Although it has been well documented that universities across Canada have embarked on the movement of “EDI” however no substantial results have emerged, other than the performative stamp of being in with the crowd; click, committees done and click, cluster recruitment done- now we are inclusive!? This is directly undermining the work that Black and racialized scholars have been advocating to incorporate the prominence of racialized voices in academia. In addition, the racial capitalism associated with EDI committees, emotional labour, workshops, lectures, and panel discussions has not led to long-term changes within the Canadian context.

What should be done?

A step forward, was the Scarborough Charter on Anti-Black Racism and Black Inclusion in Canadian Higher Education that was created following the 2020 National Dialogues and Action for Inclusive Higher Education and Communities. The notion was to bring forward concrete change that needs to be made and placed on, research, community engagement, policies and procedures, and the board of governors.

Nonetheless, as prominent academic institutions, many have an opportunity to lead the way in rectifying any academic gap. By establishing a chair of African and Caribbean Studies, the university would demonstrate a commitment to inclusivity, diversity, and the recognition of marginalized voices. Such a chair would provide a platform to delve into the experiences, contributions, and struggles of African and Caribbean communities within the Canadian context. The establishment of such chair is an urgent necessity. Such academic field has already gained significant recognition and institutional support in the United States and other countries, but the Canadian landscape lags.


By providing comprehensive academic offerings in African and Caribbean Studies, the Universities would foster a global environment of cross-cultural understanding, empathy, and respect. Students from all backgrounds would benefit from exposure to diverse perspectives and narratives, preparing them to be thoughtful global citizens in an increasingly interconnected world.

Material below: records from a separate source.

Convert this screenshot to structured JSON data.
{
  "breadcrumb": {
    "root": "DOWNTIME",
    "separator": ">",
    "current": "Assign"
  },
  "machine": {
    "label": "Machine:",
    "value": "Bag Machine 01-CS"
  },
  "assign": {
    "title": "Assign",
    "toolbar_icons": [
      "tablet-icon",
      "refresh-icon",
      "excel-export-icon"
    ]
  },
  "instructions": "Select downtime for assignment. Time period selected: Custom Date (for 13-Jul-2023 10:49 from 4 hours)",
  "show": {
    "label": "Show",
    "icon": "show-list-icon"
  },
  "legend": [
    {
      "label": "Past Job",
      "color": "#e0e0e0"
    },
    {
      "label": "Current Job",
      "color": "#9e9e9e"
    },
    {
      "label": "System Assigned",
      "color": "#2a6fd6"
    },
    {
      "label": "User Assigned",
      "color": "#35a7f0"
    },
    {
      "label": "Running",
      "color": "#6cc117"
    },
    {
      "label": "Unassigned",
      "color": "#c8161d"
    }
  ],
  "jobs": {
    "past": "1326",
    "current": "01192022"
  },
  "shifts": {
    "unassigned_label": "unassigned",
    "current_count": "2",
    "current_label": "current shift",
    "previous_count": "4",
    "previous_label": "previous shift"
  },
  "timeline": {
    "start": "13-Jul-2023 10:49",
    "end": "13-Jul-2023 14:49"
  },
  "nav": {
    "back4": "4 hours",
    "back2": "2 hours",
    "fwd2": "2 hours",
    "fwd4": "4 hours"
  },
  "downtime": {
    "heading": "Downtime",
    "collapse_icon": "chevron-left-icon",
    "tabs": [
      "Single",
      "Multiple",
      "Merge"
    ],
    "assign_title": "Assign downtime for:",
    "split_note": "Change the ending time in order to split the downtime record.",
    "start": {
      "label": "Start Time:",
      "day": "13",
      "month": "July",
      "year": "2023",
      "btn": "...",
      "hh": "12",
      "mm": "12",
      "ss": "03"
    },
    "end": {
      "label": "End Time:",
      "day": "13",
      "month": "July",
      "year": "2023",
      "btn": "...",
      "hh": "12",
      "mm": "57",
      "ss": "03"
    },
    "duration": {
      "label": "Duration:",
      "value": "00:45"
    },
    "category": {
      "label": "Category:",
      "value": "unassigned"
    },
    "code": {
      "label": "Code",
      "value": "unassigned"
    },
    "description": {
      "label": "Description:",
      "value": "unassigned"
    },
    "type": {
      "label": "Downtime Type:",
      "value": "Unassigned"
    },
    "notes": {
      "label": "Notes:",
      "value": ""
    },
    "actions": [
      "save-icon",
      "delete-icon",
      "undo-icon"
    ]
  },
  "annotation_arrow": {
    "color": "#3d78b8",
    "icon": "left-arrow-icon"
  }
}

It is crucial that Universities seized this opportunity to rectify the lack of African and Caribbean Studies within its academic framework. By doing so, it would join the ranks of universities across North America and the world that have recognized the importance of this field. Furthermore, it would send a strong message of commitment to diversity and inclusion, positioning itself as a leader in addressing historical and contemporary issues facing African and Caribbean communities.

Finally, by embracing this opportunity, higher education would demonstrate its commitment to inclusivity, diversity, and academic excellence. It is time for the institution to take bold steps towards addressing the historical and contemporary experiences of African and Caribbean communities within Canada, and the creation of a chair of African and Caribbean Studies would be a crucial milestone in that journey.

Karine Coen-Sanchez: Developing New Consciousnesses to Fight Racism

Karine Coen-Sanchez and Richard Atimniraye Nyelade

Karine Coen-Sanchez is a Ph.D. Candidate in the Faculty of Social Sciences at the University of Ottawa. Her research focuses on experiential Education Environmental Education Place-based Learning Civics Education Youth Engagement and Activism Environmental. She is particularly interested in deconstructing the concept of race and exploring how the term 'racialization' draws attention to how 'racial' identities are constructed and contested within relations of power. A powerful voice both on the ground and in print, Richard Atimniraye Nyelade is a prominent scholar in Sociological and Anthropological Studies at the University of Ottawa's Faculty of Social Sciences. His recent publications delve into diverse topics such as the dynamics of power in Northern Cameroon, the battle for Taiwan's identity, and thought-provoking insights on Juneteenth and racism. With a global perspective, his expertise bridges the cultural and political landscapes, enriching the discourse for aspiring scholars worldwide.